I can close this if it's a dup but my Google-fu didn't find a satisfactory answer. In the middle of the floor of some older automatic transmission sedans, there is a bump (my old 4 dr 2005 Accord, 4 dr 1984 Volvo DL, 4 dr 2000 Saturn LS1). I'm not seeing this same bump in newer sedans (2016 Civic, 2009 Civic). I think all the cars I listed are FWD so that bump can't be for RWD. What is the bump for? Thanks in advance.
The hump provides longitudinal rigidity in the unibody. The fact that it also provides a place to route the exhaust is a bonus.
Notice that modern CAD-designed vehicles have much less of an obvious hump, unless they also have a roofless option (cabriolet, convertible, removable hardtop). On these vehicles the center hump is the main rigid structure in the vehicle, and is still pronounced.
Anyone can feel free to disagree with me since I'm not 100% on this, but I believe those bumps are placed into the design in order to give the exhaust system a little more breathing room.
Note the hump in the actual body of the car above the exhaust here. This is to aid in keeping unwanted heat away from the passenger area of the car while the heat shield provides an extra layer of protection on top of the physical space around the pipe.

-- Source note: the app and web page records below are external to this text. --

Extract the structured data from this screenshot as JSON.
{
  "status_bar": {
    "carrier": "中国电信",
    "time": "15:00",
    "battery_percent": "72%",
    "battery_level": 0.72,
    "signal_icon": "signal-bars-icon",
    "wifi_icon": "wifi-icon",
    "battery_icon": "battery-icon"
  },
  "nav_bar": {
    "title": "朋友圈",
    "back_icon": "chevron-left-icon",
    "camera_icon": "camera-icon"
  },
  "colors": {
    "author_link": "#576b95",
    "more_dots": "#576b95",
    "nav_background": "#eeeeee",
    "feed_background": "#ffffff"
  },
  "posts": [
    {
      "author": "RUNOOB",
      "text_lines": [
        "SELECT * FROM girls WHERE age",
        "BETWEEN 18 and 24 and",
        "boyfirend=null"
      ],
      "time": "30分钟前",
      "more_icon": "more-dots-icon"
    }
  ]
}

I don't think the hump is there just for the exhaust, although as was pointed out in the comment it adds ground clearance which is a nice thing. The "transmission hump" (in honor of rear wheel drive cars) also adds structural strength – essentially a beam running down the center of the car.
I suspect that if it wasn't needed (or at least very useful) for structural reasons it wouldn't be there. Back when the hump was used for the transmission and drive shaft the exhaust managed for find its way to the back of the car without the hump…
The early SAABs didn't have a hump and it made for a much more comfortable interior (IMHO) especially in the rear seat.